In May 2019, Ed Wagner heard sirens and saw smoke coming from his neighborâ€™s house. â€œI was feeling absolutely helpless,â€ said Ed, an English teacher at Philadelphiaâ€™s Samuel Fels High School. â€œThere was nothing I could do to help.â€
Then the people who could help arrived. â€œFiretrucks from Edge Hill, the other Abington Township Fire Department (ATFD) companies, and nearby towns were coming in. I watched the crews hop off the trucks, and they knew exactly what to do. Everyone had their assignment. It was amazing to watch,â€ Ed said. â€œThatâ€™s when I decided to become a firefighter.â€
Three months later, Ed, who is now 23, was a member of Edge Hill Fire Company. When he joined, Ed didnâ€™t really know anyone at the firehouse and he knew almost nothing about fighting fires. He was surprised at how quickly that changed.
â€œI remember sitting in the office after I signed my volunteer application. There was a meeting that night, and the firefighters spoke to me as if they had known me for so long. They were all going out of their way to say hi, and ask where I grew up what house in town is mine, what brought me to the firehouse â€“ everyone was so welcoming.â€
Ed enrolled in the Firefighter I courseÂ – ATFD has its own training facility – and became a certified firefighter in 2020.Â Some of the most valuable lessons have been taught by other volunteers, he said. â€œI feel so lucky to work with this amazing crew, where people are 100 percent willing to be mentors,â€ he said. â€œI learned so much on the way back from calls, talking to the other people in the back of the truck.
One memorable lesson came after he was certified, inside a burning building. â€œI had to check for fire in the walls, and I was using my hook and pulling down with all my might to pull that wall apart,â€ Ed remembers. â€œAnother member came up and showed me a better way that was faster and didnâ€™t require so much of my energy.â€
Ed learned to use his hook to puncture smaller holes in the wall, outlining the section of wall he wants to remove. â€œThis way, it all comes down in one big piece,â€ he said.
Ed loves being a teacher, and he loves volunteering in a completely different, adrenaline pumping way. â€œNothing can match the rush you get when a call goes out,â€ he said. His student knows he serves his community as a volunteer, and heâ€™s always happy to answer their questions.
â€œBeing helpful is the overall goal I wanted to meet, and firefighting has given me that ability,â€ he said. â€œIâ€™ve also met so many new people and learned so many new things. I never stop learning.â€ Ed continues to take advantage of the free training ATFD volunteers receive to learn additional skills.Â â€œIâ€™m going back to fire school to learn vehicle rescue and water rescue, so that I can be as useful as possible.â€

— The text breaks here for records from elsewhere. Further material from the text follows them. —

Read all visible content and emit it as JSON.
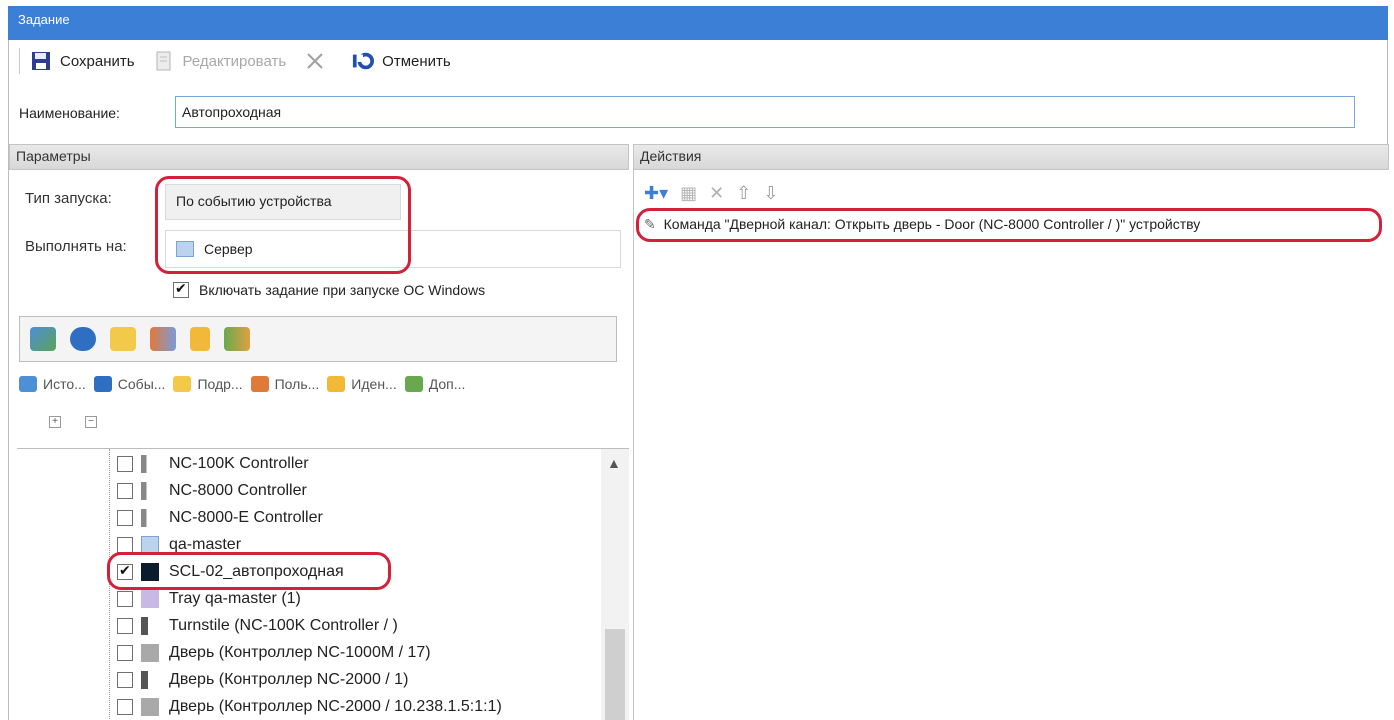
{
  "window": {
    "title": "Задание"
  },
  "toolbar": {
    "save_label": "Сохранить",
    "edit_label": "Редактировать",
    "cancel_label": "Отменить"
  },
  "name_field": {
    "label": "Наименование:",
    "value": "Автопроходная"
  },
  "params": {
    "header": "Параметры",
    "launch_type_label": "Тип запуска:",
    "launch_type_value": "По событию устройства",
    "run_on_label": "Выполнять на:",
    "run_on_value": "Сервер",
    "startup_checkbox_label": "Включать задание при запуске ОС Windows",
    "startup_checked": true
  },
  "tabs": [
    {
      "label": "Исто..."
    },
    {
      "label": "Собы..."
    },
    {
      "label": "Подр..."
    },
    {
      "label": "Поль..."
    },
    {
      "label": "Иден..."
    },
    {
      "label": "Доп..."
    }
  ],
  "tree": [
    {
      "label": "NC-100K Controller",
      "checked": false
    },
    {
      "label": "NC-8000 Controller",
      "checked": false
    },
    {
      "label": "NC-8000-E Controller",
      "checked": false
    },
    {
      "label": "qa-master",
      "checked": false
    },
    {
      "label": "SCL-02_автопроходная",
      "checked": true
    },
    {
      "label": "Tray qa-master (1)",
      "checked": false
    },
    {
      "label": "Turnstile (NC-100K Controller / )",
      "checked": false
    },
    {
      "label": "Дверь (Контроллер NC-1000M / 17)",
      "checked": false
    },
    {
      "label": "Дверь (Контроллер NC-2000 / 1)",
      "checked": false
    },
    {
      "label": "Дверь (Контроллер NC-2000 / 10.238.1.5:1:1)",
      "checked": false
    }
  ],
  "actions": {
    "header": "Действия",
    "items": [
      {
        "label": "Команда \"Дверной канал: Открыть дверь - Door (NC-8000 Controller / )\" устройству"
      }
    ]
  },
  "colors": {
    "titlebar": "#3c7fd6",
    "highlight": "#d3213a"
  }
}
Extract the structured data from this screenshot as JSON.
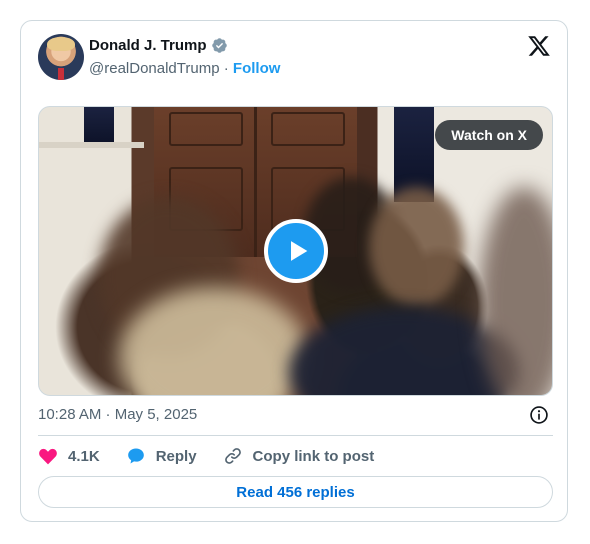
{
  "author": {
    "name": "Donald J. Trump",
    "handle": "@realDonaldTrump",
    "follow_label": "Follow",
    "verified_color": "#829aab"
  },
  "media": {
    "watch_label": "Watch on X",
    "play_icon": "play-icon"
  },
  "tweet": {
    "timestamp": "10:28 AM · May 5, 2025"
  },
  "actions": {
    "like_count": "4.1K",
    "reply_label": "Reply",
    "copy_label": "Copy link to post"
  },
  "replies_label": "Read 456 replies",
  "colors": {
    "accent": "#1d9bf0",
    "like": "#f91880",
    "link": "#006fd6",
    "muted": "#536471"
  }
}
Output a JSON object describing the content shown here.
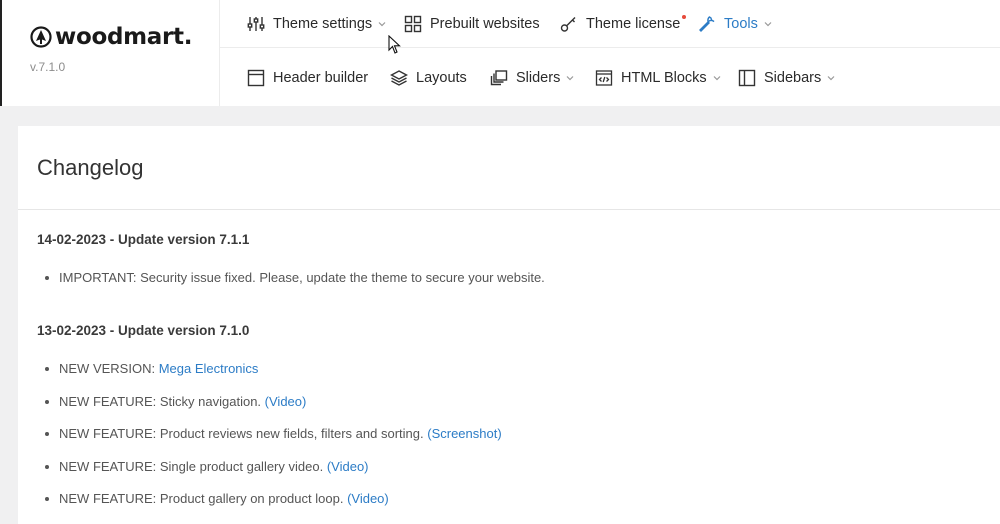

Ed no longer feels helpless when someone in North Hill or elsewhere in the township needs help. â€œHaving the knowledge and the tools, and being part of a crew that knows how to minimize damage and prevent loss, thatâ€™s something I value a lot,â€ he said.
Abington Township Fire Department and its five fire companies â€“ Abington, McKinley, Weldon, Edge Hill, and Roslyn – are 100% volunteer organizations. They â€“ and your neighbors â€“ need you to Gear Up, Get in the Action, and Volunteer!Â Itâ€™s the experience of a lifetime. Learn more, ask a question, or take the first step toward becoming an ATFD firefighter at abingtonfd.org.